Whit leaned into the mirror, trying to angle the nose hair trimmer just right. It would not do to show up at work with unseemly nostrils. The motor's whir abruptly stopped, as though the trimmer had caught on something. A long chestnut tress dripped from his nose. First one side, and then the other; the ends were pooling in the sink. Hair poured like honey from his ears, spilling on his shoulders to trail down his sides. He stepped backward from the mirror and onto the glossy mass now piled in ribboned layers on the tiled floor, snaring a foot in its slick lengths. The thick hair filled his nostrils; when he opened his mouth to breathe he choked, coughing out a gathered bun that unraveled on his tongue and fell in lissome folds from his lips, hiding teeth and chin. His head sagged forward with the weight. He tugged at it, as if at a fake beard, but his fingers slipped through the curtain of hair to comb it, lovingly, beneath the light it turned to stunning sheen. Panicking, he knotted fingers in the locks and yanked and felt, from deep inside his belly, the flow of glossy coils jerk and quicken, as if he were nothing but a hollowed doll filled with hair, with a crank a child could turn to make it spew forth.

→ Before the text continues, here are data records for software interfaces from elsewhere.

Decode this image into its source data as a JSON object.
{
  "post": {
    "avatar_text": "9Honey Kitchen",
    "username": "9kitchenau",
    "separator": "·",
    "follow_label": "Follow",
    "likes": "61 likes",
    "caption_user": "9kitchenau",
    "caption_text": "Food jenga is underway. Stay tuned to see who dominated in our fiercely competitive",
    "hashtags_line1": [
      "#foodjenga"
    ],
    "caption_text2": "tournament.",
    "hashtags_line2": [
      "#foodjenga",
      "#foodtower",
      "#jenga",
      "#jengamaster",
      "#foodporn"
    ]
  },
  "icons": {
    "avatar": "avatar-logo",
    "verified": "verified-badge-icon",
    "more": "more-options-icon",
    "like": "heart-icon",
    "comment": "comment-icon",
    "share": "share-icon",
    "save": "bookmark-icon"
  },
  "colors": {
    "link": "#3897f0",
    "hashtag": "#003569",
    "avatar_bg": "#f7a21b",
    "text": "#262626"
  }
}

Whit woke up.
His hands leapt to his face, finding smeared across it like a cobweb a few strands of hair, which he tore away.
He struggled upright, sweating as he had from fever, to find across the room the desklamp on. A book lay open, facedown in the circle of light, just below the shelf that had been hers: the shelf whose emptiness seemed to persist behind the books he'd filled it with.
He rose and almost fell, surprised to find himself unsteady on his feet. His mind was remarkably clear, but his legs felt weak, his skin moist, and his clothes thin upon him. There was no wall to reach out for in the open space, so on hands and knees he advanced across a floor that seemed to slant like the deck of a ship. Reaching up, he slid from the shelf the envelope with its letter, its Polaroids, and its lock of hair. He threw these in the trash. Still on his knees, he gathered the bag, though it was half-empty, sealed it with a knot, and dragged it to the hall where, with it swinging from one hand, he stepped out of the apartment in bare feet. He ran past the elevators, the emergency stairwell, to the small room that was never locked, with its cable box and bundles of cardboard for recycling, opened the small square door of dented metal, and tossed the bag down the dark chute.
Life is haircuts. Life is bills. Life is paychecks, and picking up the milk with its sell-by date, and a new tube of toothpaste when the old one surprises us by running out suddenly and at last. More faithfully and meaningfully than calendar months, time's passing was brought personally home to Whit by nothing so outlandish as looking up, in line to buy a subway pass, at the memory of how four weeks ago he had stood in this exact spot, thinking: already? Six haircuts later, Whit Felman told the barber to go ahead and cut it short; it was getting warm out.
"How short, sir?"
"Surprise me. Go hog wild. I'm in the mood for something new." His eyes were on the barber, but the mirror beamed his grin back at himself. "I just got a promotion."
"Congratulations." The barber, hands folded behind him, gave a courtly little bow in his white jacket.
A short Romanian with a salt and pepper mustache and something of the Old World in his manner, he was as deft of movement as he was sparing of words. The lack of chatter suited Whit just fine. He was soon done, and Whit, who liked to close his eyes for the duration, opened them on the mass of his own hair, rough and scrappy on the checkered floor. Briefly, he almost expected it to jump up and bite him, like a dog, but with a swipe of the barber's broom it disappeared into a dustpan.
"What do you think?"
The barber held the hand mirror behind Whit's head, but it was something Whit saw dead on, in the reflection before him, that caught his eye. Without shifting his gaze he reached back, took the mirror from the barber, and brought it right before his face, staring all the while at what the clippers had uncovered. From under the gown then, his other hand reached for his gently lowered head, as though to certify, with the touch of his fingers, his first gray hair.